What Yossi Gestetner Does When He's not in the Spotlight
By: Yitzy Fried
Yossi Gestetner has become a household name in our community, being that he’s a fierce champion in the public square for the rights of Orthodox Jews and a familiar face on media outlets.
Less-known is the fact that he is the owner of Axle PR which specializes in business strategy, data analysis, messaging, and public affairs. “When someone thinks about opening a new business; creating a business partnership; expanding to a new line of service or another location, it is vital for there to be a strategy and perspective. This is primarily what I provide,” Gestetner tells Rockland Daily. “Usually, after a session or two, businesspeople have a much better picture of what to do and what not to do,” Yossi explains. “The strategy session is in fact the core service; although some people need add-on services such as help with messaging or Public Affairs.”
A natural communicator, Yossi started as a writer for various publications. He moved on to ad writing, ad production, and video production. “I began to see—from the inside— how people respond to information,” he says, “and this formed the foundation for my work in media relations and public relations.”
Asked about the early days of his business and the struggles of that time, Yossi says, “in a business—especially in this industry—the ‘beginning’ can be the first six-seven years. It takes a very long time to get your name out and even longer for people to trust your judgment and advice because so much of what I do is analysis, perspective, and guidance. When owners see a printed ad, they either like it or they don’t. This isn’t the case when it comes to strategy. As our name suggests, an Axle is where your entire business rests. In a car or truck, the axle is key. People rely on our expertise to move them forward. There is a process until that trust is earned. At this point, I Baruch Hashem don’t have this challenge, but I did face it earlier on,” Yossi says.
He notes yet another challenge of this industry—one that doesn’t go away with time; the public’s lack of clarity on the differences between a business strategist, a consultant, and a coach— and the difference between marketing, branding, and advertising. “A business strategist that helps you map out the path forward across the business is not the same as a consultant that would provide a specific business service for a specific amount of time, such as Public Affairs, IT or HR restructuring, and neither of those two is a personal coach who helps you through your struggles,” explains Yossi.

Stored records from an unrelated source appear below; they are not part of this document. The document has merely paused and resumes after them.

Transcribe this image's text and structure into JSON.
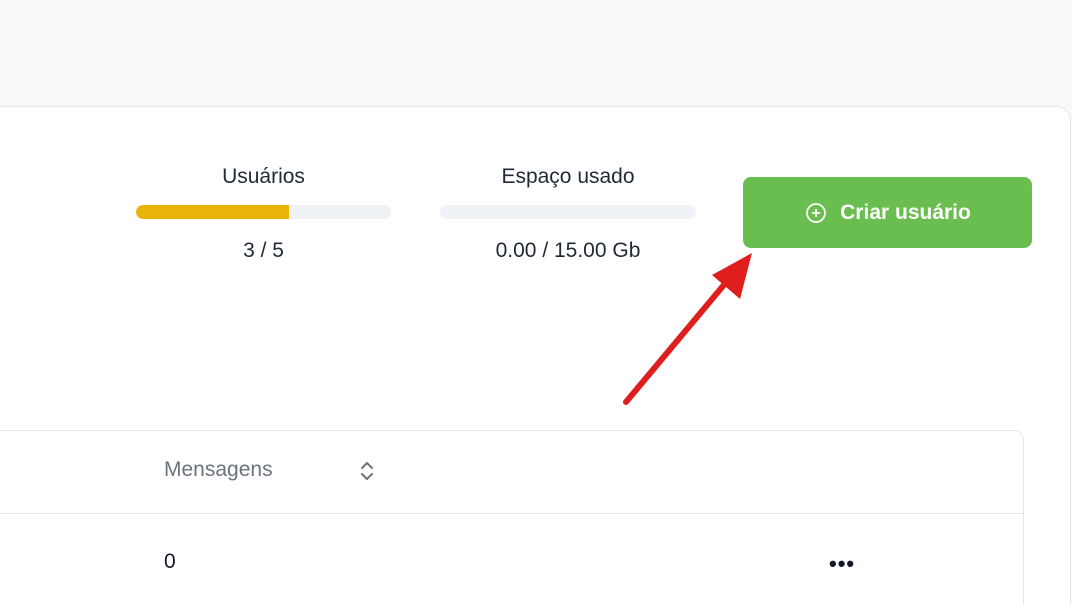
{
  "stats": {
    "users": {
      "label": "Usuários",
      "value": "3 / 5",
      "fill_fraction": 0.6,
      "fill_color": "#eab308"
    },
    "storage": {
      "label": "Espaço usado",
      "value": "0.00 / 15.00 Gb",
      "fill_fraction": 0.0
    }
  },
  "create_button": {
    "label": "Criar usuário",
    "color": "#6abe4f",
    "icon": "plus-circle-icon"
  },
  "annotation": {
    "arrow_color": "#e01e1e"
  },
  "table": {
    "columns": [
      {
        "label": "Mensagens",
        "sortable": true
      }
    ],
    "rows": [
      {
        "mensagens": "0",
        "actions_icon": "more-horizontal-icon"
      }
    ]
  }
}
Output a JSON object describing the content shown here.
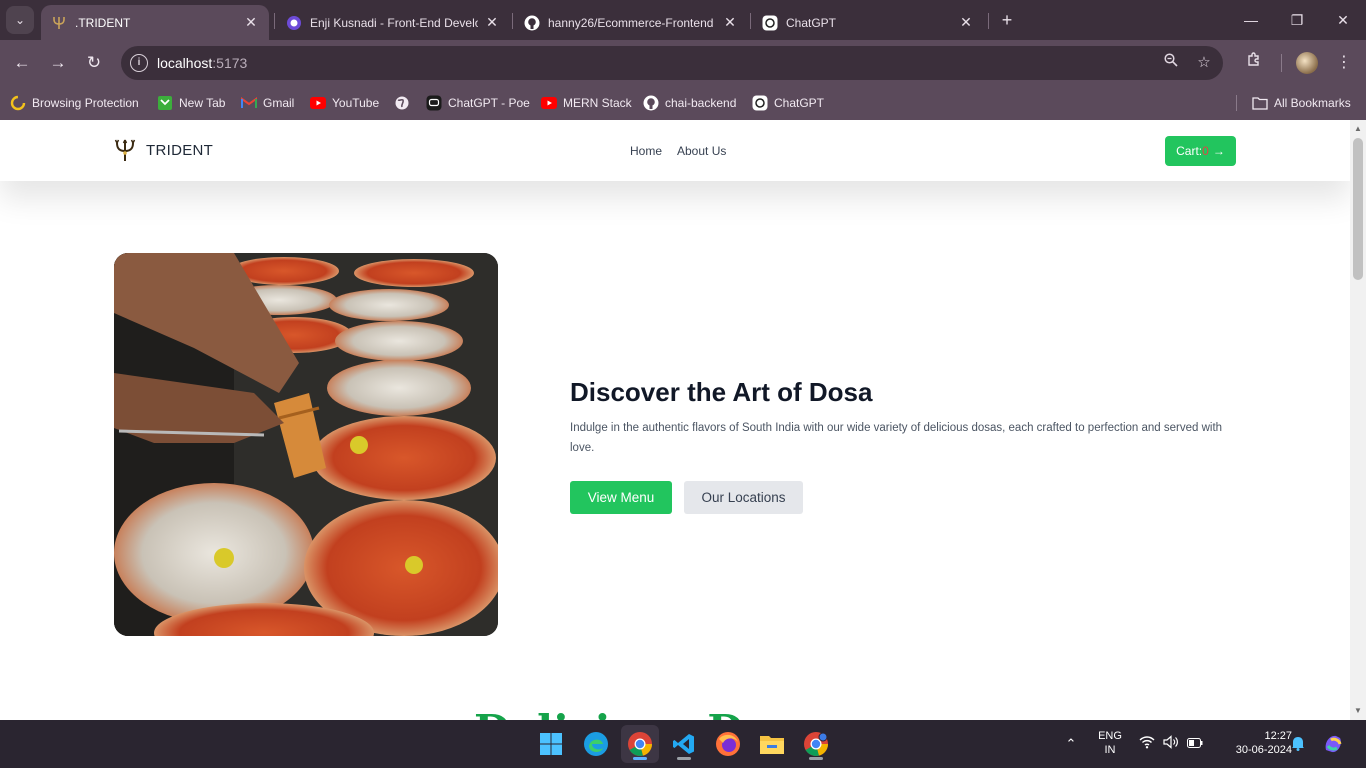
{
  "browser": {
    "tabs": [
      {
        "title": ".TRIDENT",
        "active": true
      },
      {
        "title": "Enji Kusnadi - Front-End Develo",
        "active": false
      },
      {
        "title": "hanny26/Ecommerce-Frontend",
        "active": false
      },
      {
        "title": "ChatGPT",
        "active": false
      }
    ],
    "address": {
      "host": "localhost",
      "port": ":5173"
    },
    "bookmarks": [
      {
        "label": "Browsing Protection"
      },
      {
        "label": "New Tab"
      },
      {
        "label": "Gmail"
      },
      {
        "label": "YouTube"
      },
      {
        "label": "ChatGPT - Poe"
      },
      {
        "label": "MERN Stack"
      },
      {
        "label": "chai-backend"
      },
      {
        "label": "ChatGPT"
      }
    ],
    "all_bookmarks_label": "All Bookmarks"
  },
  "site": {
    "brand": "TRIDENT",
    "nav": [
      {
        "label": "Home"
      },
      {
        "label": "About Us"
      }
    ],
    "cart": {
      "label": "Cart:",
      "count": "0",
      "arrow": "→"
    }
  },
  "hero": {
    "title": "Discover the Art of Dosa",
    "text": "Indulge in the authentic flavors of South India with our wide variety of delicious dosas, each crafted to perfection and served with love.",
    "primary_button": "View Menu",
    "secondary_button": "Our Locations"
  },
  "next_section": {
    "heading": "Delicious Dosa"
  },
  "taskbar": {
    "lang_top": "ENG",
    "lang_bottom": "IN",
    "time": "12:27",
    "date": "30-06-2024"
  },
  "colors": {
    "chrome_dark": "#3b2f3b",
    "chrome_mid": "#5b4a5b",
    "accent_green": "#22c55e",
    "heading_green": "#15a34a",
    "taskbar": "#2a2530"
  }
}
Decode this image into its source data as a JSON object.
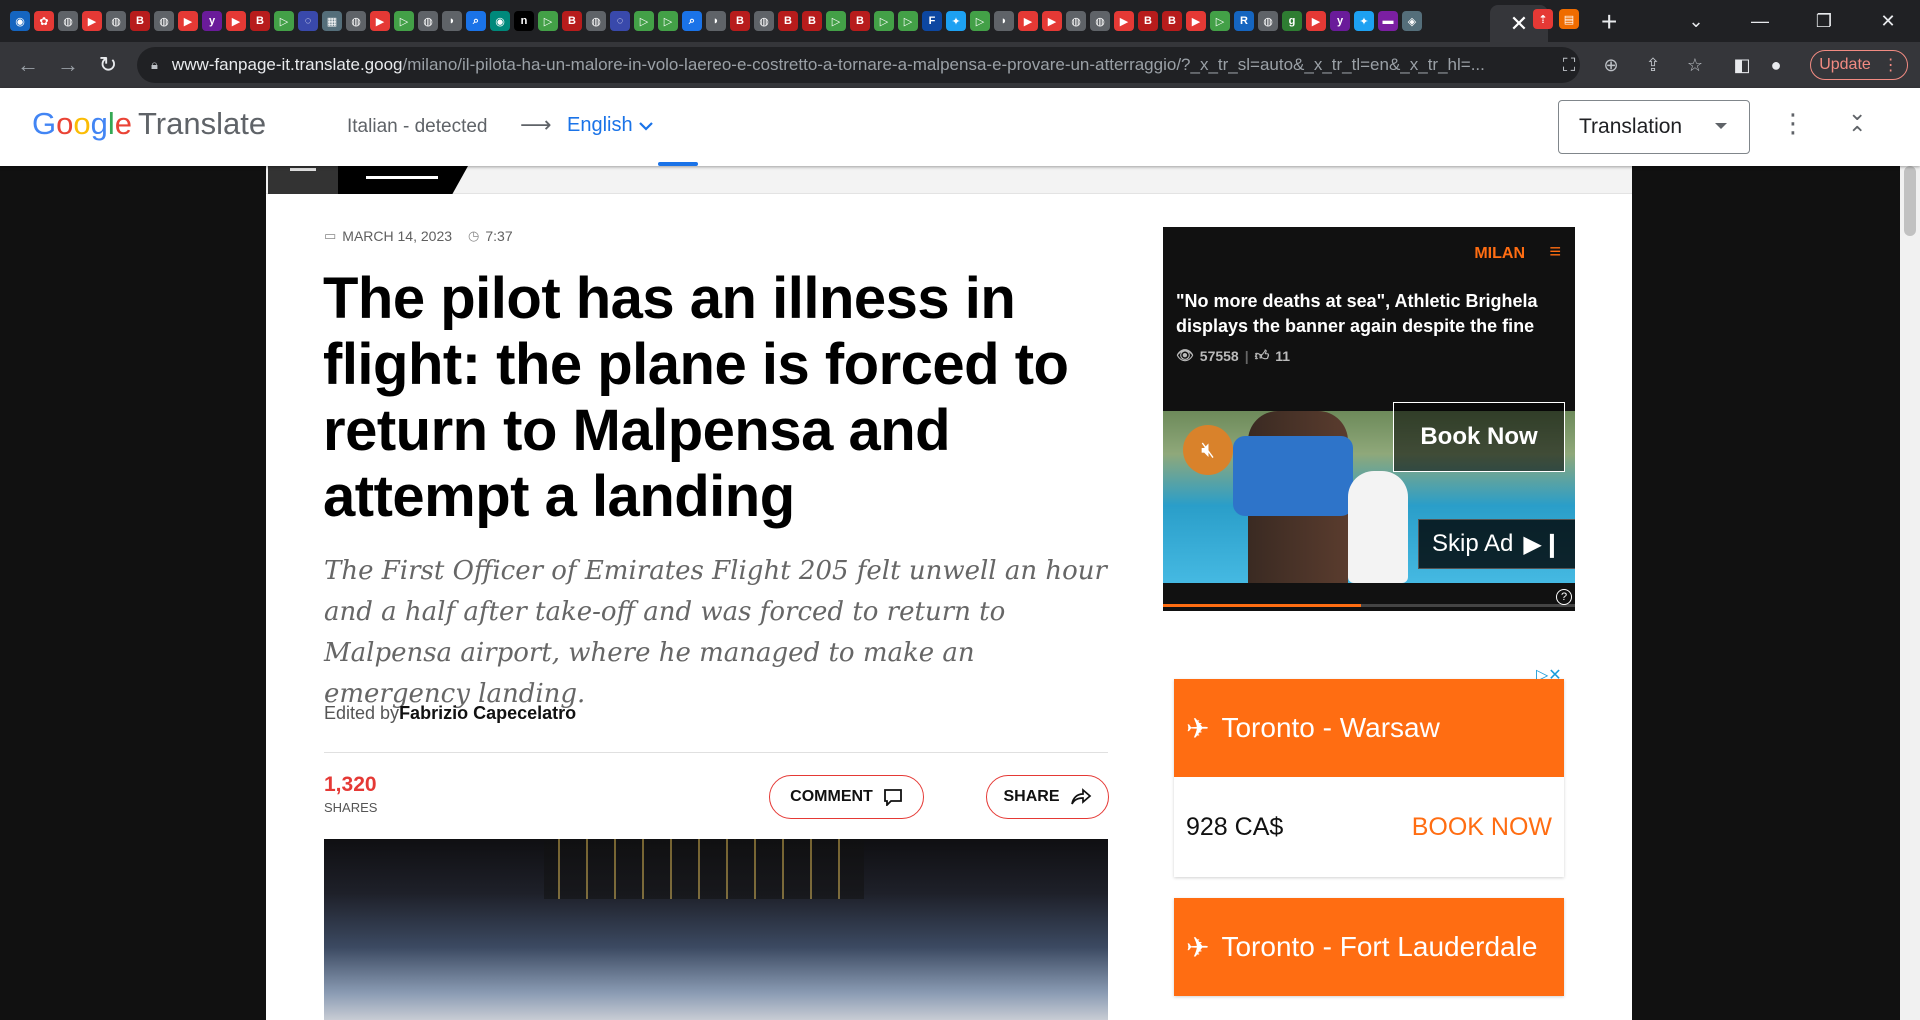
{
  "browser": {
    "active_tab_close": "✕",
    "new_tab": "+",
    "url_host": "www-fanpage-it.translate.goog",
    "url_path": "/milano/il-pilota-ha-un-malore-in-volo-laereo-e-costretto-a-tornare-a-malpensa-e-provare-un-atterraggio/?_x_tr_sl=auto&_x_tr_tl=en&_x_tr_hl=...",
    "update_label": "Update",
    "favicons": [
      {
        "c": "#1565c0",
        "t": "◉"
      },
      {
        "c": "#e53935",
        "t": "✿"
      },
      {
        "c": "#5f6368",
        "t": "◍"
      },
      {
        "c": "#e53935",
        "t": "▶"
      },
      {
        "c": "#5f6368",
        "t": "◍"
      },
      {
        "c": "#b71c1c",
        "t": "B"
      },
      {
        "c": "#5f6368",
        "t": "◍"
      },
      {
        "c": "#e53935",
        "t": "▶"
      },
      {
        "c": "#6a1b9a",
        "t": "y"
      },
      {
        "c": "#e53935",
        "t": "▶"
      },
      {
        "c": "#b71c1c",
        "t": "B"
      },
      {
        "c": "#43a047",
        "t": "▷"
      },
      {
        "c": "#3949ab",
        "t": "◌"
      },
      {
        "c": "#546e7a",
        "t": "▦"
      },
      {
        "c": "#5f6368",
        "t": "◍"
      },
      {
        "c": "#e53935",
        "t": "▶"
      },
      {
        "c": "#43a047",
        "t": "▷"
      },
      {
        "c": "#5f6368",
        "t": "◍"
      },
      {
        "c": "#5f6368",
        "t": "◗"
      },
      {
        "c": "#1a73e8",
        "t": "⌕"
      },
      {
        "c": "#00897b",
        "t": "◉"
      },
      {
        "c": "#000000",
        "t": "n"
      },
      {
        "c": "#43a047",
        "t": "▷"
      },
      {
        "c": "#b71c1c",
        "t": "B"
      },
      {
        "c": "#5f6368",
        "t": "◍"
      },
      {
        "c": "#3949ab",
        "t": "◌"
      },
      {
        "c": "#43a047",
        "t": "▷"
      },
      {
        "c": "#43a047",
        "t": "▷"
      },
      {
        "c": "#1a73e8",
        "t": "⌕"
      },
      {
        "c": "#5f6368",
        "t": "◗"
      },
      {
        "c": "#b71c1c",
        "t": "B"
      },
      {
        "c": "#5f6368",
        "t": "◍"
      },
      {
        "c": "#b71c1c",
        "t": "B"
      },
      {
        "c": "#b71c1c",
        "t": "B"
      },
      {
        "c": "#43a047",
        "t": "▷"
      },
      {
        "c": "#b71c1c",
        "t": "B"
      },
      {
        "c": "#43a047",
        "t": "▷"
      },
      {
        "c": "#43a047",
        "t": "▷"
      },
      {
        "c": "#0d47a1",
        "t": "F"
      },
      {
        "c": "#1da1f2",
        "t": "✦"
      },
      {
        "c": "#43a047",
        "t": "▷"
      },
      {
        "c": "#5f6368",
        "t": "◗"
      },
      {
        "c": "#e53935",
        "t": "▶"
      },
      {
        "c": "#e53935",
        "t": "▶"
      },
      {
        "c": "#5f6368",
        "t": "◍"
      },
      {
        "c": "#5f6368",
        "t": "◍"
      },
      {
        "c": "#e53935",
        "t": "▶"
      },
      {
        "c": "#b71c1c",
        "t": "B"
      },
      {
        "c": "#b71c1c",
        "t": "B"
      },
      {
        "c": "#e53935",
        "t": "▶"
      },
      {
        "c": "#43a047",
        "t": "▷"
      },
      {
        "c": "#1565c0",
        "t": "R"
      },
      {
        "c": "#5f6368",
        "t": "◍"
      },
      {
        "c": "#2e7d32",
        "t": "g"
      },
      {
        "c": "#e53935",
        "t": "▶"
      },
      {
        "c": "#6a1b9a",
        "t": "y"
      },
      {
        "c": "#1da1f2",
        "t": "✦"
      },
      {
        "c": "#7b1fa2",
        "t": "▬"
      },
      {
        "c": "#546e7a",
        "t": "◈"
      }
    ],
    "extra_favicons": [
      {
        "c": "#e53935",
        "t": "⇡"
      },
      {
        "c": "#ef6c00",
        "t": "▤"
      }
    ]
  },
  "translate_bar": {
    "logo_parts": [
      "G",
      "o",
      "o",
      "g",
      "l",
      "e"
    ],
    "logo_suffix": "Translate",
    "source_lang": "Italian - detected",
    "arrow": "⟶",
    "target_lang": "English",
    "mode": "Translation"
  },
  "article": {
    "date": "MARCH 14, 2023",
    "time": "7:37",
    "headline": "The pilot has an illness in flight: the plane is forced to return to Malpensa and attempt a landing",
    "subheadline": "The First Officer of Emirates Flight 205 felt unwell an hour and a half after take-off and was forced to return to Malpensa airport, where he managed to make an emergency landing.",
    "byline_prefix": "Edited by",
    "author": "Fabrizio Capecelatro",
    "shares_count": "1,320",
    "shares_label": "SHARES",
    "comment_label": "COMMENT",
    "share_label": "SHARE"
  },
  "video_ad": {
    "category": "MILAN",
    "title": "\"No more deaths at sea\", Athletic Brighela displays the banner again despite the fine",
    "views": "57558",
    "likes": "11",
    "book_now": "Book Now",
    "skip_ad": "Skip Ad",
    "help": "?",
    "progress_fraction": 0.48
  },
  "flight_ads": [
    {
      "route": "Toronto - Warsaw",
      "price": "928 CA$",
      "cta": "BOOK NOW"
    },
    {
      "route": "Toronto - Fort Lauderdale"
    }
  ],
  "colors": {
    "accent_orange": "#ff6d12",
    "share_red": "#e53935",
    "translate_blue": "#1a73e8"
  }
}
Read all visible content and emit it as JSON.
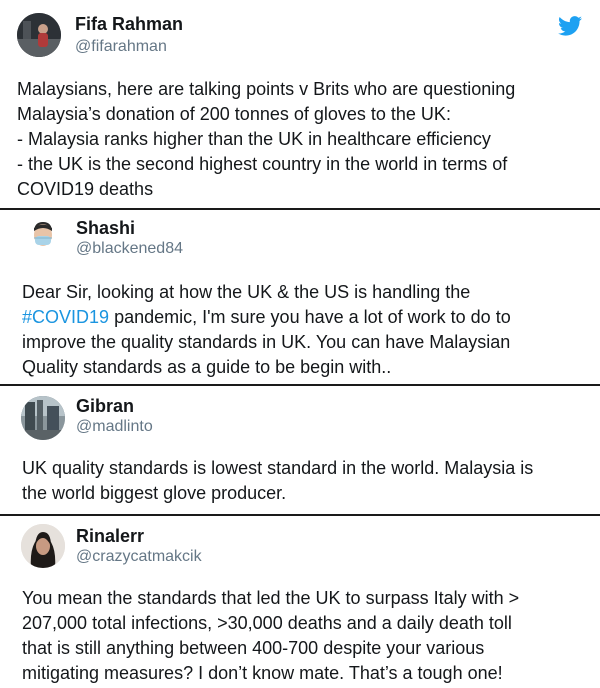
{
  "colors": {
    "text": "#14171a",
    "handle": "#657786",
    "link": "#1b95e0",
    "twitter_blue": "#1da1f2",
    "divider": "#1a1a1a"
  },
  "tweets": [
    {
      "name": "Fifa Rahman",
      "handle": "@fifarahman",
      "icon": "twitter-bird-icon",
      "lines": [
        "Malaysians, here are talking points v Brits who are questioning",
        "Malaysia’s donation of 200 tonnes of gloves to the UK:",
        "- Malaysia ranks higher than the UK in healthcare efficiency",
        "- the UK is the second highest country in the world in terms of",
        "COVID19 deaths"
      ]
    },
    {
      "name": "Shashi",
      "handle": "@blackened84",
      "lines": [
        "Dear Sir, looking at how the UK & the US is handling the",
        "pandemic, I'm sure you have a lot of work to do to",
        "improve the quality standards in UK. You can have Malaysian",
        "Quality standards as a guide to be begin with.."
      ],
      "hashtag": "#COVID19"
    },
    {
      "name": "Gibran",
      "handle": "@madlinto",
      "lines": [
        "UK quality standards is lowest standard in the world. Malaysia is",
        "the world biggest glove producer."
      ]
    },
    {
      "name": "Rinalerr",
      "handle": "@crazycatmakcik",
      "lines": [
        "You mean the standards that led the UK to surpass Italy with >",
        "207,000 total infections, >30,000 deaths and a daily death toll",
        "that is still anything between 400-700 despite your various",
        "mitigating measures? I don’t know mate. That’s a tough one!"
      ]
    }
  ]
}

“A marketer, in real terms, helps you chart your place in the market; the target demographics, the target geographics, the price, the specialty of your service, which are all figured out in a few meetings. This informs the branding and advertising and so many other things in the business, but doing branding and ads does not mean you do marketing in the real sense. Is all this confusing or simply new to you? Well, that’s exactly the struggle.”
Yossi has taken his knack for public relations and data to the communal sphere. “In my side job as a news commentator in addition to being the Director of OJPAC (Orthodox Jewish Public Affairs Council), I am in the arena of shaping the way people think about things, whether the news, Orthodox Jews, or people’s businesses,” he says. “I live and breathe public opinion driven by data and message clarity, and I, baruch Hashem, also have a Bachelor’s Degree in Business Administration and Management with a Marketing Concentration.”
Gestetner says that because his communal and commentary work are so public, “people are surprised to learn that my main work of the day is consumed with business clients—people whose business is on the way up, the way down, or moving sideways—and helping them shape their path forward.”
So what would Yossi most like the public to know about business strategy, potentially changing the course of their business? “People are often eager to expand to new product lines before they have maximized the potential of their existing products; too fast to open a new location before their existing location has met its full potential; jump into or out of business partnerships before fully understanding all the options, and people often plunge boatloads of money into ad campaigns that frankly make no sense. This is where we come in, and I try to evaluate the situation and give perspective on how to move forward.
“If people can walk out of my office with clarity, thinking of their business in ways they have not before, I would call that a good day,” Yossi says.